Ensemble methods have been widely applied in Reinforcement Learning (RL) in order to enhance stability, increase convergence speed, and improve exploration. These methods typically work by employing an aggregation mechanism over actions of different RL algorithms. We show that a variety of these methods can be unified by drawing parallels from committee voting rules in Social Choice Theory. We map the problem of designing an action aggregation mechanism in an ensemble method to a voting problem which, under different voting rules, yield popular ensemble-based RL algorithms like Majority Voting Q-learning or Bootstrapped Q-learning. Our unification framework, in turn, allows us to design new ensemble-RL algorithms with better performance. For instance, we map two diversity-centered committee voting rules, namely Single Non-Transferable Voting Rule and Chamberlin-Courant Rule, into new RL algorithms that demonstrate excellent exploratory behavior in our experiments.
Heterogeneous ensembles built from the predictions of a wide variety and large number of diverse base predictors represent a potent approach to building predictive models for problems where the ideal base/individual predictor may not be obvious. Ensemble selection is an especially promising approach here, not only for improving prediction performance, but also because of its ability to select a collectively predictive subset, often a relatively small one, of the base predictors. In this paper, we present a set of algorithms that explicitly incorporate ensemble diversity, a known factor influencing predictive performance of ensembles, into a reinforcement learning framework for ensemble selection.

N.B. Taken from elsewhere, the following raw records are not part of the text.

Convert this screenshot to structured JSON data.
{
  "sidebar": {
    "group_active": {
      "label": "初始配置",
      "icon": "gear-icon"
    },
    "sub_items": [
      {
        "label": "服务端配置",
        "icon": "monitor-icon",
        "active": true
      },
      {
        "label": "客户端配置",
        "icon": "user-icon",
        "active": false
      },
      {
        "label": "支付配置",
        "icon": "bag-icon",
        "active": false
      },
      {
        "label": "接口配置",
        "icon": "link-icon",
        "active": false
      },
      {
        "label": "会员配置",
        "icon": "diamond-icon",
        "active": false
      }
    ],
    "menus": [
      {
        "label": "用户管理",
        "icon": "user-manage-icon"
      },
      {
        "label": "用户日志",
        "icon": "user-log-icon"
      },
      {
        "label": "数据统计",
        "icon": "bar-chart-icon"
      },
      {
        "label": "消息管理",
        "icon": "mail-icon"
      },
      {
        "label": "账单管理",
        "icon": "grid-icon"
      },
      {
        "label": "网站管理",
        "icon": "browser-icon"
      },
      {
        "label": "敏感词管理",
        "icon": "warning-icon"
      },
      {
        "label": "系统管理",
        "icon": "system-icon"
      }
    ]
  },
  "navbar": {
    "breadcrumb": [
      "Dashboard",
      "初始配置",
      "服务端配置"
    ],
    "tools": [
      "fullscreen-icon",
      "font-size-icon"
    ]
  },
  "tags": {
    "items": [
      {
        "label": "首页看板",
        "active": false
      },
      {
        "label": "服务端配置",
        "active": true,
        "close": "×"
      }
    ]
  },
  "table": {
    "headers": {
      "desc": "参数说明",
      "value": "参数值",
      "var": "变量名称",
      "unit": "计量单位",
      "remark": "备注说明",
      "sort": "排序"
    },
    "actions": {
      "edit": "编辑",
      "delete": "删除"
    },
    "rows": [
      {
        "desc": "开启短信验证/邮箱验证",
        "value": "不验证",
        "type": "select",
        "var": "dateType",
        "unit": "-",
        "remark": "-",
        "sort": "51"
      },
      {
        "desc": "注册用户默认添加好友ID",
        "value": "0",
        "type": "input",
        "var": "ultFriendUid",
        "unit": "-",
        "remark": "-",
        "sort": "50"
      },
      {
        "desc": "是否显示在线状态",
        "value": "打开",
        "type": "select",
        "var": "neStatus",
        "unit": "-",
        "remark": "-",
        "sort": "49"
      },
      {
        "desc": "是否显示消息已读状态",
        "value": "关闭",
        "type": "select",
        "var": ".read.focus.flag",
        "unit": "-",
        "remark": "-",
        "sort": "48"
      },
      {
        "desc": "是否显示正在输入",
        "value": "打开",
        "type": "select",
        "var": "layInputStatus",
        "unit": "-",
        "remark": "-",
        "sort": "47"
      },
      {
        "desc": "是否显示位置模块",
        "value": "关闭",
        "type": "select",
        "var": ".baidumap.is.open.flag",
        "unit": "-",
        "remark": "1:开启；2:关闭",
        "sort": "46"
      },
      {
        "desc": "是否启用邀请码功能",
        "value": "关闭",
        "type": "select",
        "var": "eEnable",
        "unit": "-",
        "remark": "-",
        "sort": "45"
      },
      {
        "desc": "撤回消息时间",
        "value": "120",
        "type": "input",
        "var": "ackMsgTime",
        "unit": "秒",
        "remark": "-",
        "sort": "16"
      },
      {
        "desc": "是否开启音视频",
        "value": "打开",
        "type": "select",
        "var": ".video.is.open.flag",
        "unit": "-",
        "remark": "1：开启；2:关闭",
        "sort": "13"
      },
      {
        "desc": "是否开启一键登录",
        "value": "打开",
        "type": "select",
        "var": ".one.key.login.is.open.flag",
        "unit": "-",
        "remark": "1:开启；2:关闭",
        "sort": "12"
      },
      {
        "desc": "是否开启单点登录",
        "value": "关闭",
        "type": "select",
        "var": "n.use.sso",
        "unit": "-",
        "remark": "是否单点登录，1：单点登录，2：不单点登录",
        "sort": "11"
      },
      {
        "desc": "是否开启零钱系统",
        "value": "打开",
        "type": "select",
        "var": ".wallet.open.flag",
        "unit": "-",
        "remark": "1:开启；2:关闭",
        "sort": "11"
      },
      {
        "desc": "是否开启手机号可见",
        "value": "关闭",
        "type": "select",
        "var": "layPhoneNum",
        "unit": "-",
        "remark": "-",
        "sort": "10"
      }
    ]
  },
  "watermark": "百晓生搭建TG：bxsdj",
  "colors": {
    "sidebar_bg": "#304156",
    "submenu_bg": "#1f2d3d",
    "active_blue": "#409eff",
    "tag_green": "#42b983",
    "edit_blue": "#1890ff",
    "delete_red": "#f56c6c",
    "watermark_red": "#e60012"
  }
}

We rigorously tested these approaches on several challenging problems and associated data sets, yielding that several of them produced more accurate ensembles than those that don't explicitly consider diversity. More importantly, these diversity-incorporating ensembles were much smaller in size, i.e., more parsimonious, than the latter types of ensembles. This can eventually aid the interpretation or reverse engineering of predictive models assimilated into the resultant ensemble(s).
We investigate how random projection can best be used for clustering high dimensional data. Random projection has been shown to have promising theoretical properties. In practice, however, we find that it results in highly unstable clustering performance. Our solution is to use random projection in a cluster ensemble approach. Empirical results show that the proposed approach achieves better and more robust clustering performance compared to not only single runs of random projection/clustering but also clustering with PCA, a traditional data reduction method for high dimensional data. To gain insights into the performance improvement obtained by our ensemble method, we analyze and identify the influence of the quality and the diversity of the individual clustering solutions on the final ensemble performance.
The recent success of Deep Neural Networks (DNNs) has drastically improved the state of the art for many application domains. While achieving high accuracy performance, deploying state-of-the-art DNNs is a challenge since they typically require billions of expensive arithmetic computations. In addition, DNNs are typically deployed in ensemble to boost accuracy performance, which further exacerbates the system requirements. This computational overhead is an issue for many platforms, e.g. data centers and embedded systems, with tight latency and energy budgets. In this article, we introduce flexible DNNs ensemble processing technique, which achieves large reduction in average inference latency while incurring small to negligible accuracy drop. Our technique is flexible in that it allows for dynamic adaptation between quality of results (QoR) and execution runtime. We demonstrate the effectiveness of the technique on AlexNet and ResNet-50 using the ImageNet dataset. This technique can also easily handle other types of networks.